▪️Elevates & expands ribcage

▪️Pulls ribcage posteriorly to scapula on inhale

▪️Stacks ribcage over pelvis

▪️Reduces rib flare - works in coordination with the external obliques to pull ribs down & in

Ribflare may cause decreased posterior ribcage expansion. It’s hard to exhale properly without a good inhale!

Proper ribcage positioning➡️proper inhale➡️proper exhale➡️improved pelvic floor muscle function

The pelvic floor muscles are not used functionally in isolation! Uncoordinated breathing can cause downward pressure on the pelvic floor contributing to symptoms such as incontinence and pelvic pressure.

A sign of weak serratus anterior muscles is scapular winging - people may have trouble getting air into the same side posterior ribcage. Think about expanding the ribs posteriorly on the inhale. 

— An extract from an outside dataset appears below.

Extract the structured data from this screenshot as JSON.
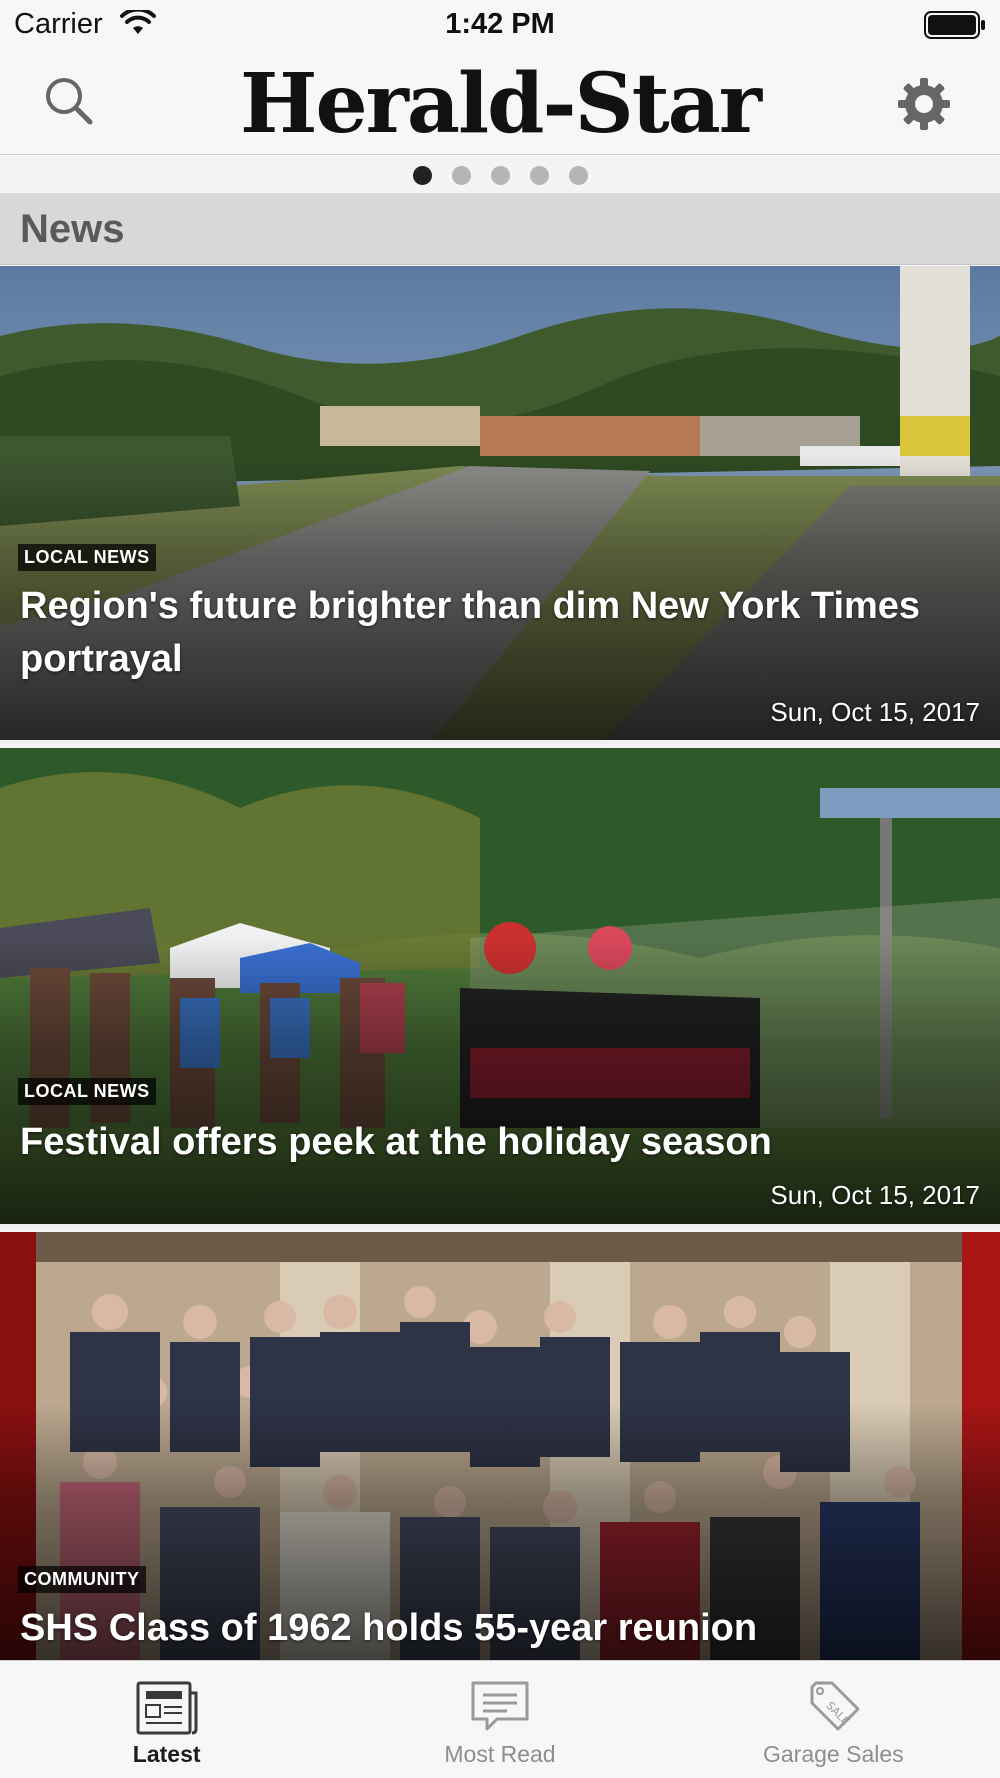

Nerve Mobilization

Nerve flossing can help improve nerve mobility and function! Find nerve mobility exercises here.

Symptoms of peripheral neuralgia can include:

▪️Tingling and numbness


▪️Stabbing or shooting⚡️pain

▪️Muscle weakness

⚠️ If you are in a flare delay nerve glides until farther in your treatment plan to avoid further irritation (work with a physical therapist 😉). Hypertonic muscles and restricted connective tissue can tighten around nerves and cause issues. This tension and restriction should be addressed first.

The Feet and Genitals are Next to Each Other on the Homonculus

The homunculus is the motor and sensory distribution of the brain. You may notice you have plantar fasciitis and also have urinary leaking. The sacral nerve roots S 2-4 supply the pelvic floor muscles and S 2-3 supply the small muscles in our feet. If you have pelvic floor symptoms these foot exercises may be difficult because they share a similar originating home. If a nerve is restricted, compressed, compromised, then the muscles can become under or overactive.

Scapular Strengthening

Scapular strength and positioning is important in improving and preventing forward head/rounded shoulder posture as well as upper back, shoulder, and neck pain!

This is especially true postpartum and during lactation / breastfeeding - we tend to round the shoulders and head forward to look at baby (reclined feeding with your head supported is great to help avoid this). It’s always great to take breaks to do scapular and chin tuck exercises 😊

With these exercises try to engage from your mid-back (not the upper neck/shoulders). When the upper traps take over this can continue to pain and even headaches. Maintain the ribs down/stacked over the pelvis (try not to flare the ribs open).